Two elected leaders, two different political backgrounds, one common goal – to build an inclusive community for LGBT people.
Appleton Mayor Tim Hanna, a self-proclaimed “fiscally and socially responsible” leader whose endorsement is often sought from GOP candidates, successfully introduced domestic partner benefits for city employees in 2011. Two years later, Outagamie County Executive Thomas Nelson is leading a similar effort at the county level.
I’ve covered some wild stories related to Milwaukee Pride events over the years. Pride’s growing pains are a fascinating part of our history.
John Smallwood and I thought we’d be able to cool off in the Northwoods.
But John, who is Fair Wisconsin’s advocacy and organizing director, and I found something during our retreat there that’s even hotter than the weather. From Stevens Point to Wausau, and from Ashland to Washburn and Bayfield, people are fired up with enthusiasm for LGBT issues.
PrideFest inevitably brings out the haters – the infamous protesters who stand at the gate of the Summerfest grounds wielding signs warning of damnation and eternal hellfire.

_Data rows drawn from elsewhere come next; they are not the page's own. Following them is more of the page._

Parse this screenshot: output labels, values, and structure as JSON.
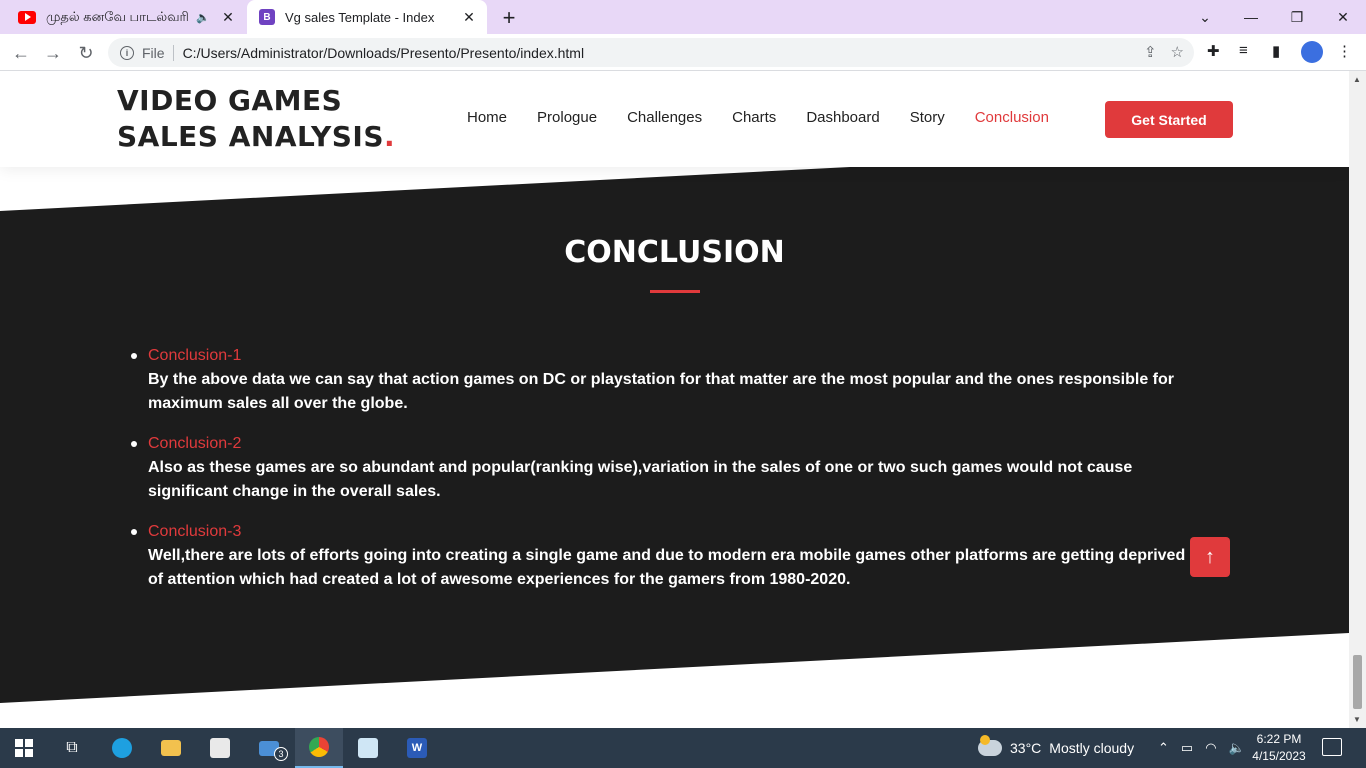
{
  "browser": {
    "tabs": [
      {
        "title": "முதல் கனவே பாடல்வரி",
        "favicon": "youtube-icon",
        "audio": true
      },
      {
        "title": "Vg sales Template - Index",
        "favicon": "bootstrap-icon",
        "active": true
      }
    ],
    "new_tab": "+",
    "address": {
      "scheme_label": "File",
      "url": "C:/Users/Administrator/Downloads/Presento/Presento/index.html"
    }
  },
  "site": {
    "logo_text": "VIDEO GAMES SALES ANALYSIS",
    "logo_dot": ".",
    "nav": [
      {
        "label": "Home"
      },
      {
        "label": "Prologue"
      },
      {
        "label": "Challenges"
      },
      {
        "label": "Charts"
      },
      {
        "label": "Dashboard"
      },
      {
        "label": "Story"
      },
      {
        "label": "Conclusion",
        "active": true
      }
    ],
    "cta": "Get Started",
    "colors": {
      "accent": "#e03a3c",
      "dark_section": "#1c1c1c"
    }
  },
  "section": {
    "title": "CONCLUSION",
    "items": [
      {
        "heading": "Conclusion-1",
        "body": "By the above data we can say that action games on DC or playstation for that matter are the most popular and the ones responsible for maximum sales all over the globe."
      },
      {
        "heading": "Conclusion-2",
        "body": "Also as these games are so abundant and popular(ranking wise),variation in the sales of one or two such games would not cause significant change in the overall sales."
      },
      {
        "heading": "Conclusion-3",
        "body": "Well,there are lots of efforts going into creating a single game and due to modern era mobile games other platforms are getting deprived of attention which had created a lot of awesome experiences for the gamers from 1980-2020."
      }
    ],
    "back_to_top": "↑"
  },
  "taskbar": {
    "weather": {
      "temp": "33°C",
      "condition": "Mostly cloudy"
    },
    "mail_badge": "3",
    "clock": {
      "time": "6:22 PM",
      "date": "4/15/2023"
    }
  }
}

Research suggests that one of the best ways to stop bullying – whether it’s verbal, physical or cyber – is to report it to school authorities and law enforcement, if appropriate.
But bullying also can be countered by taking the power away from the bully through ignoring the taunts or making a joke out of them. Although this might not change the bully’s behavior, it can take away his or her power.
When feminists first wrote about violence against women in the 1970s, they were dismissed as radicals and man-haters. Every one of them, including Susan Brownmiller (“Against Our Will”), Andrea Dworkin (“Woman Hating”), Mary Daly (“Gyn/Ecology”) and Kathleen Barry (“Female Sexual Slavery”), was marginalized.
Many of you know that June is my last month with Equality Wisconsin. Unfortunately, that means this will be my last regular column for the Wisconsin Gazette.